Sometimes we will need to know an inverse function for all elements of its domain, not just a few. If the original function is given as a formula— for example, [latex]y[/latex] as a function of [latex]x\text{-\hspace{0.17em}}[/latex] we can often find the inverse function by solving to obtain [latex]x[/latex] as a function of [latex]y[/latex].

### How To: Given a function represented by a formula, find the inverse.

- Make sure [latex]f[/latex] is a one-to-one function.
- Solve for [latex]x[/latex].
- Interchange [latex]x[/latex] and [latex]y[/latex].

### Example 7: Inverting the Fahrenheit-to-Celsius Function

Find a formula for the inverse function that gives Fahrenheit temperature as a function of Celsius temperature.

### Solution

[latex]\begin{cases}\hfill{ C }=\frac{5}{9}\left(F - 32\right)\hfill \\ C\cdot \frac{9}{5}=F - 32\hfill \\ F=\frac{9}{5}C+32\hfill \end{cases}[/latex]

By solving in general, we have uncovered the inverse function. If

then

In this case, we introduced a function [latex]h[/latex] to represent the conversion because the input and output variables are descriptive, and writing [latex]{C}^{-1}[/latex] could get confusing.

### Try It 7

Solve for [latex]x[/latex] in terms of [latex]y[/latex] given [latex]y=\frac{1}{3}\left(x - 5\right)\\[/latex]

### Example 8: Solving to Find an Inverse Function

Find the inverse of the function [latex]f\left(x\right)=\frac{2}{x - 3}+4\\[/latex].

### Solution

So [latex]{f}^{-1}\left(y\right)=\frac{2}{y - 4}+3\\[/latex] or [latex]{f}^{-1}\left(x\right)=\frac{2}{x - 4}+3\\[/latex].

### Example 9: Solving to Find an Inverse with Radicals

Find the inverse of the function [latex]f\left(x\right)=2+\sqrt{x - 4}[/latex].

### Solution

So [latex]{f}^{-1}\left(x\right)={\left(x - 2\right)}^{2}+4[/latex].

The domain of [latex]f[/latex] is [latex]\left[4,\infty \right)[/latex]. Notice that the range of [latex]f[/latex] is [latex]\left[2,\infty \right)[/latex], so this means that the domain of the inverse function [latex]{f}^{-1}[/latex] is also [latex]\left[2,\infty \right)[/latex].

### Analysis of the Solution

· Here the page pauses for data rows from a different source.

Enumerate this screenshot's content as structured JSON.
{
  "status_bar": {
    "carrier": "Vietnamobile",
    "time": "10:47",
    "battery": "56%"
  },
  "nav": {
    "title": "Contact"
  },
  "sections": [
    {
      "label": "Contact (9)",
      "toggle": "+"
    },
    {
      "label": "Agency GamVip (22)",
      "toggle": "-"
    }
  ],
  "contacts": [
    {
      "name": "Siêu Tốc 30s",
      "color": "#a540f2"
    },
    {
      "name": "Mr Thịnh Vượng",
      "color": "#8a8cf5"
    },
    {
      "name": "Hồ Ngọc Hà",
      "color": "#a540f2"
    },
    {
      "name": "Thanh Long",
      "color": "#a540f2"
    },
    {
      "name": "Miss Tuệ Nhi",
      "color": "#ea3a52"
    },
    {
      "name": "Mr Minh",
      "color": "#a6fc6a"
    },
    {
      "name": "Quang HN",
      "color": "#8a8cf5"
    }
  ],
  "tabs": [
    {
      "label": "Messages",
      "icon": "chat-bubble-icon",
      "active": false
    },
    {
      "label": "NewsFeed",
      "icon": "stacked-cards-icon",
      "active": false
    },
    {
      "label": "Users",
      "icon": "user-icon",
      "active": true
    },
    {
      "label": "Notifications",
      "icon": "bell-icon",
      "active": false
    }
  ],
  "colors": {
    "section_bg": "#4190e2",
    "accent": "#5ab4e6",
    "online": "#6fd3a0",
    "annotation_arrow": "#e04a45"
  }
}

The formula we found for [latex]{f}^{-1}\left(x\right)[/latex] looks like it would be valid for all real [latex]x[/latex]. However, [latex]{f}^{-1}[/latex] itself must have an inverse (namely, [latex]f[/latex] ) so we have to restrict the domain of [latex]{f}^{-1}[/latex] to [latex]\left[2,\infty \right)[/latex] in order to make [latex]{f}^{-1}[/latex] a one-to-one function. This domain of [latex]{f}^{-1}[/latex] is exactly the range of [latex]f[/latex].

### Try It 8

What is the inverse of the function [latex]f\left(x\right)=2-\sqrt{x}?[/latex] State the domains of both the function and the inverse function.

## Analysis of the Solution

The domain and range of [latex]f[/latex] exclude the values 3 and 4, respectively. [latex]f[/latex] and [latex]{f}^{-1}[/latex] are equal at two points but are not the same function, as we can see by creating the table below.

[latex]x[/latex][latex]f\left(x\right)[/latex]